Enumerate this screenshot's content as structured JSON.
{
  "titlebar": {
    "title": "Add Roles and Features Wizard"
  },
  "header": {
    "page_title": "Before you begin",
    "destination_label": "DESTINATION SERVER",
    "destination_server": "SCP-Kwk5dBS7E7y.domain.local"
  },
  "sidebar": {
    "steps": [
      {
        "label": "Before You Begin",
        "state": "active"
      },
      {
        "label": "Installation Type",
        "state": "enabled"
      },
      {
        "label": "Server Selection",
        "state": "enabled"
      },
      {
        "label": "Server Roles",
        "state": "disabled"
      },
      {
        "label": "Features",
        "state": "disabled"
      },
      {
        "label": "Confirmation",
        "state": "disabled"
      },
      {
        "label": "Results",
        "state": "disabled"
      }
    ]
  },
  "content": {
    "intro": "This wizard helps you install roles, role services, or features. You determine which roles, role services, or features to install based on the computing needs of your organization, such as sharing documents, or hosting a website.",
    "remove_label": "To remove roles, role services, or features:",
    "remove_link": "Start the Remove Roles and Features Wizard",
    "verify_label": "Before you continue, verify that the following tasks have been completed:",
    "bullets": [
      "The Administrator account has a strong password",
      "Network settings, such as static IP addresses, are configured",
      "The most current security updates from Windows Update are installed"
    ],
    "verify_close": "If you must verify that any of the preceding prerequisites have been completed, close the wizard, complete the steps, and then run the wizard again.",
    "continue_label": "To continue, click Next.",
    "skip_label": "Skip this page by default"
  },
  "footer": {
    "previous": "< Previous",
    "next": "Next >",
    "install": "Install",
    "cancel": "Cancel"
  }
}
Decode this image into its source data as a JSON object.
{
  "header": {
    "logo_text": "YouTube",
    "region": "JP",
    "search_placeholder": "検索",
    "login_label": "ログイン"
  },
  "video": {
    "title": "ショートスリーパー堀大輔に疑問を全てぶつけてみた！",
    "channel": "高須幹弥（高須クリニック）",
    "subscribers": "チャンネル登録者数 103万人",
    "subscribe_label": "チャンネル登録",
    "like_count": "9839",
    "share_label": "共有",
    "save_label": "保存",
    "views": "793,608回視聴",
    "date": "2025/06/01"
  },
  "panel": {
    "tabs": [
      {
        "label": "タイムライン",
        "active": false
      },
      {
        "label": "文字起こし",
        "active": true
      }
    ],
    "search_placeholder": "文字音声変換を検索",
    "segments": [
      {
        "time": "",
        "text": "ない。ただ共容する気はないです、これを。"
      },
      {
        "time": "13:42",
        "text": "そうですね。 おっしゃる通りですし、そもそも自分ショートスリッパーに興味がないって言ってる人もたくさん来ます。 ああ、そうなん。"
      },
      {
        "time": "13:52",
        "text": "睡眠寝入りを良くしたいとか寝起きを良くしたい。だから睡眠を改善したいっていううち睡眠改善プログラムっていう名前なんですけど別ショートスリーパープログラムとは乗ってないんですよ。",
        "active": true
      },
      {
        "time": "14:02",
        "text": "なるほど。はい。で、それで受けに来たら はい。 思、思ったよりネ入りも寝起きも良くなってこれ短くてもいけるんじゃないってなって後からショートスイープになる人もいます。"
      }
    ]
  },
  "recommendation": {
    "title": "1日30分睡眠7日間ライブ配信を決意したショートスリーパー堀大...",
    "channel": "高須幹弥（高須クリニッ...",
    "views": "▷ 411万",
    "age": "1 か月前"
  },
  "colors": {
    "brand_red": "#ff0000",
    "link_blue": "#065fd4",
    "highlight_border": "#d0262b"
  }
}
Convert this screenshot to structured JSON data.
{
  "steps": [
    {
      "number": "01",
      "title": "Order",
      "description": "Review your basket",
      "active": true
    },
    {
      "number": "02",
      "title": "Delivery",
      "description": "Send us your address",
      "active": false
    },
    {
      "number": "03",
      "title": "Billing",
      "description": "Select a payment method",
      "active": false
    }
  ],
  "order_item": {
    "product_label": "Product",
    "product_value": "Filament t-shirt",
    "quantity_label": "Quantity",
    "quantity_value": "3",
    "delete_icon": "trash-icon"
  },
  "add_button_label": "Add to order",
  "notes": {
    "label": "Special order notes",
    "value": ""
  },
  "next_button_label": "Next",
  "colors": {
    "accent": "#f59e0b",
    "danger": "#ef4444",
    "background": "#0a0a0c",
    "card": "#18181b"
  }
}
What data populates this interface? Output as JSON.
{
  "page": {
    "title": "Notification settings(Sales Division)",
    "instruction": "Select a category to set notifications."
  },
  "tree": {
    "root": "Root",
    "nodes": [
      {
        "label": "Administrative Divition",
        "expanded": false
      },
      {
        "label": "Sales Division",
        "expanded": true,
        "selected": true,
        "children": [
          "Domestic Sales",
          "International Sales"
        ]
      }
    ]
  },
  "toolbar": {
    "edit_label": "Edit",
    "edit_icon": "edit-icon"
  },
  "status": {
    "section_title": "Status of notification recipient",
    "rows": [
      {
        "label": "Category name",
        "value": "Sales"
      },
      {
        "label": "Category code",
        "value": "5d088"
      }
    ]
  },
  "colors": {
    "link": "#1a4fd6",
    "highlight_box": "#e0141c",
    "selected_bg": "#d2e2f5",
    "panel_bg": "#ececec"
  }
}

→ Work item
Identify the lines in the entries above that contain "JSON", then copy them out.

→ Answer to the exercise
Enumerate this screenshot's content as structured JSON.
Decode this image into its source data as a JSON object.
Convert this screenshot to structured JSON data.
What data populates this interface? Output as JSON.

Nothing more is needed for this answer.